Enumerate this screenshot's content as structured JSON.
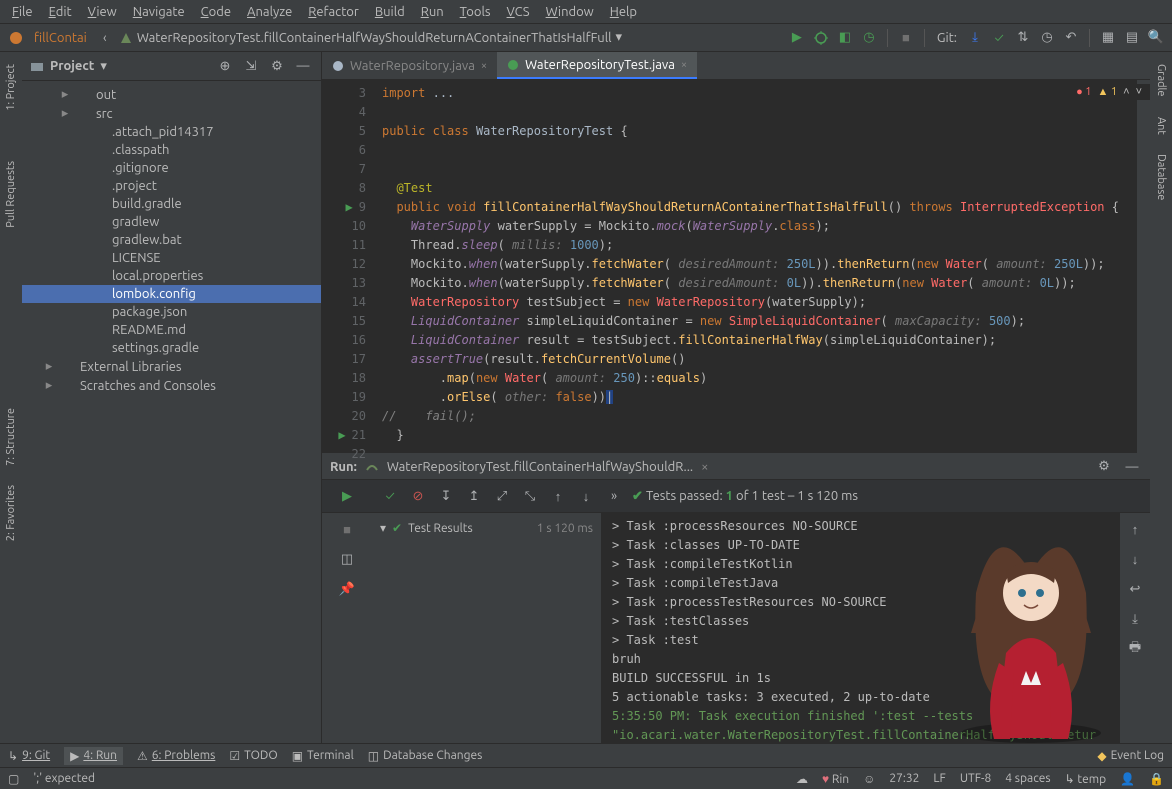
{
  "menu": [
    "File",
    "Edit",
    "View",
    "Navigate",
    "Code",
    "Analyze",
    "Refactor",
    "Build",
    "Run",
    "Tools",
    "VCS",
    "Window",
    "Help"
  ],
  "toolbar": {
    "run_config_short": "fillContai",
    "breadcrumb": "WaterRepositoryTest.fillContainerHalfWayShouldReturnAContainerThatIsHalfFull",
    "git_label": "Git:"
  },
  "left_tool_tabs": [
    "1: Project",
    "Pull Requests"
  ],
  "right_tool_tabs": [
    "Gradle",
    "Ant",
    "Database"
  ],
  "project": {
    "title": "Project",
    "items": [
      {
        "label": "out",
        "indent": 2,
        "exp": "▸",
        "icon": "folder"
      },
      {
        "label": "src",
        "indent": 2,
        "exp": "▸",
        "icon": "folder-src"
      },
      {
        "label": ".attach_pid14317",
        "indent": 3,
        "icon": "file"
      },
      {
        "label": ".classpath",
        "indent": 3,
        "icon": "eclipse"
      },
      {
        "label": ".gitignore",
        "indent": 3,
        "icon": "file"
      },
      {
        "label": ".project",
        "indent": 3,
        "icon": "eclipse"
      },
      {
        "label": "build.gradle",
        "indent": 3,
        "icon": "gradle"
      },
      {
        "label": "gradlew",
        "indent": 3,
        "icon": "file"
      },
      {
        "label": "gradlew.bat",
        "indent": 3,
        "icon": "file"
      },
      {
        "label": "LICENSE",
        "indent": 3,
        "icon": "file"
      },
      {
        "label": "local.properties",
        "indent": 3,
        "icon": "props"
      },
      {
        "label": "lombok.config",
        "indent": 3,
        "icon": "file",
        "sel": true
      },
      {
        "label": "package.json",
        "indent": 3,
        "icon": "json"
      },
      {
        "label": "README.md",
        "indent": 3,
        "icon": "md"
      },
      {
        "label": "settings.gradle",
        "indent": 3,
        "icon": "gradle"
      },
      {
        "label": "External Libraries",
        "indent": 1,
        "exp": "▸",
        "icon": "lib"
      },
      {
        "label": "Scratches and Consoles",
        "indent": 1,
        "exp": "▸",
        "icon": "scratch"
      }
    ]
  },
  "editor": {
    "tabs": [
      {
        "label": "WaterRepository.java",
        "active": false
      },
      {
        "label": "WaterRepositoryTest.java",
        "active": true
      }
    ],
    "errors": "1",
    "warnings": "1",
    "first_line_no": 3,
    "lines": [
      {
        "html": "<span class='kw'>import</span> <span class='type'>...</span>"
      },
      {
        "html": ""
      },
      {
        "html": "<span class='kw'>public class</span> <span class='cls'>WaterRepositoryTest</span> {"
      },
      {
        "html": ""
      },
      {
        "html": ""
      },
      {
        "html": "  <span class='an'>@Test</span>"
      },
      {
        "html": "  <span class='kw'>public void</span> <span class='fn'>fillContainerHalfWayShouldReturnAContainerThatIsHalfFull</span>() <span class='kw'>throws</span> <span class='err'>InterruptedException</span> {",
        "run": true
      },
      {
        "html": "    <span class='it'>WaterSupply</span> waterSupply = Mockito.<span class='it'>mock</span>(<span class='it'>WaterSupply</span>.<span class='kw'>class</span>);"
      },
      {
        "html": "    Thread.<span class='it'>sleep</span>( <span class='hint'>millis:</span> <span class='num'>1000</span>);"
      },
      {
        "html": "    Mockito.<span class='it'>when</span>(waterSupply.<span class='fn'>fetchWater</span>( <span class='hint'>desiredAmount:</span> <span class='num'>250L</span>)).<span class='fn'>thenReturn</span>(<span class='kw'>new</span> <span class='err'>Water</span>( <span class='hint'>amount:</span> <span class='num'>250L</span>));"
      },
      {
        "html": "    Mockito.<span class='it'>when</span>(waterSupply.<span class='fn'>fetchWater</span>( <span class='hint'>desiredAmount:</span> <span class='num'>0L</span>)).<span class='fn'>thenReturn</span>(<span class='kw'>new</span> <span class='err'>Water</span>( <span class='hint'>amount:</span> <span class='num'>0L</span>));"
      },
      {
        "html": "    <span class='err'>WaterRepository</span> testSubject = <span class='kw'>new</span> <span class='err'>WaterRepository</span>(waterSupply);"
      },
      {
        "html": "    <span class='it'>LiquidContainer</span> simpleLiquidContainer = <span class='kw'>new</span> <span class='err'>SimpleLiquidContainer</span>( <span class='hint'>maxCapacity:</span> <span class='num'>500</span>);"
      },
      {
        "html": "    <span class='it'>LiquidContainer</span> result = testSubject.<span class='fn'>fillContainerHalfWay</span>(simpleLiquidContainer);"
      },
      {
        "html": "    <span class='it'>assertTrue</span>(result.<span class='fn'>fetchCurrentVolume</span>()"
      },
      {
        "html": "        .<span class='fn'>map</span>(<span class='kw'>new</span> <span class='err'>Water</span>( <span class='hint'>amount:</span> <span class='num'>250</span>)::<span class='fn'>equals</span>)"
      },
      {
        "html": "        .<span class='fn'>orElse</span>( <span class='hint'>other:</span> <span class='kw'>false</span>))<span style='background:#214283;'>|</span>"
      },
      {
        "html": "<span class='cm'>//    fail();</span>"
      },
      {
        "html": "  }",
        "run": true
      },
      {
        "html": ""
      }
    ]
  },
  "run": {
    "title": "Run:",
    "crumb": "WaterRepositoryTest.fillContainerHalfWayShouldR...",
    "summary_pre": "Tests passed:",
    "summary_pass": "1",
    "summary_post": "of 1 test – 1 s 120 ms",
    "tree_root": "Test Results",
    "tree_time": "1 s 120 ms",
    "console": [
      "> Task :processResources NO-SOURCE",
      "> Task :classes UP-TO-DATE",
      "> Task :compileTestKotlin",
      "> Task :compileTestJava",
      "> Task :processTestResources NO-SOURCE",
      "> Task :testClasses",
      "> Task :test",
      "bruh",
      "BUILD SUCCESSFUL in 1s",
      "5 actionable tasks: 3 executed, 2 up-to-date"
    ],
    "console_time": "5:35:50 PM: Task execution finished ':test --tests \"io.acari.water.WaterRepositoryTest.fillContainerHalfWayShouldRetur"
  },
  "bottom_tabs": {
    "git": "9: Git",
    "run": "4: Run",
    "problems": "6: Problems",
    "todo": "TODO",
    "terminal": "Terminal",
    "db": "Database Changes",
    "eventlog": "Event Log"
  },
  "status": {
    "err": "';' expected",
    "user": "Rin",
    "pos": "27:32",
    "lf": "LF",
    "enc": "UTF-8",
    "indent": "4 spaces",
    "temp": "temp"
  },
  "left_stripe_tabs": [
    "7: Structure",
    "2: Favorites"
  ]
}
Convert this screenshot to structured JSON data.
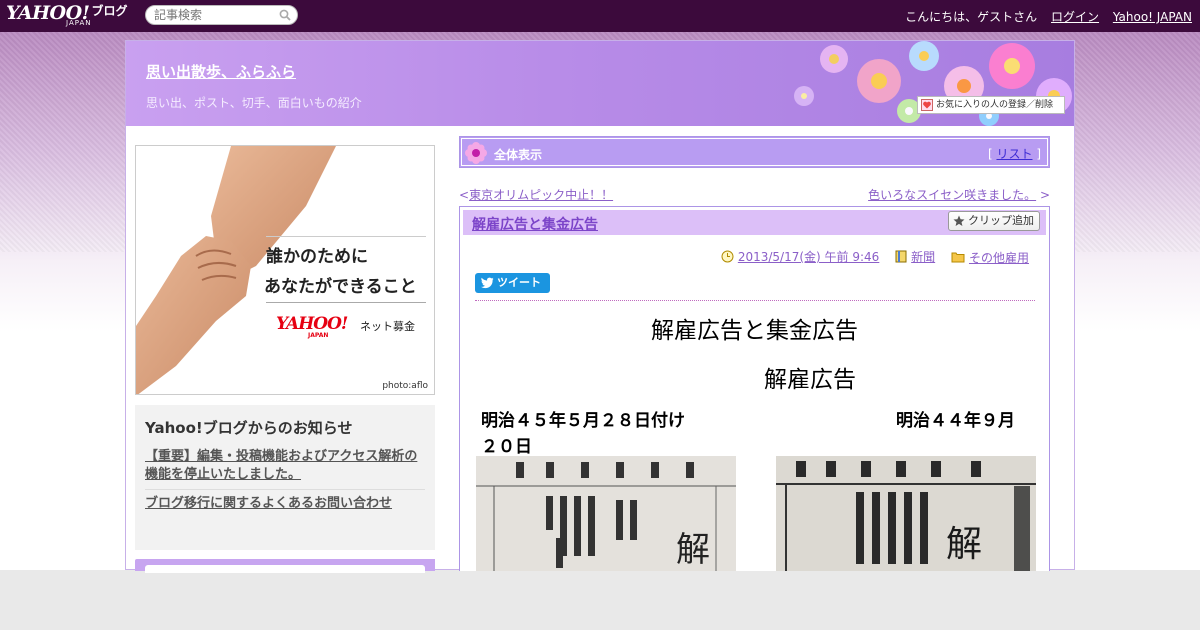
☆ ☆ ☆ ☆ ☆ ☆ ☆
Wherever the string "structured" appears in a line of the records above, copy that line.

Enumerate this screenshot's content as structured JSON.
Convert this screenshot to structured JSON data.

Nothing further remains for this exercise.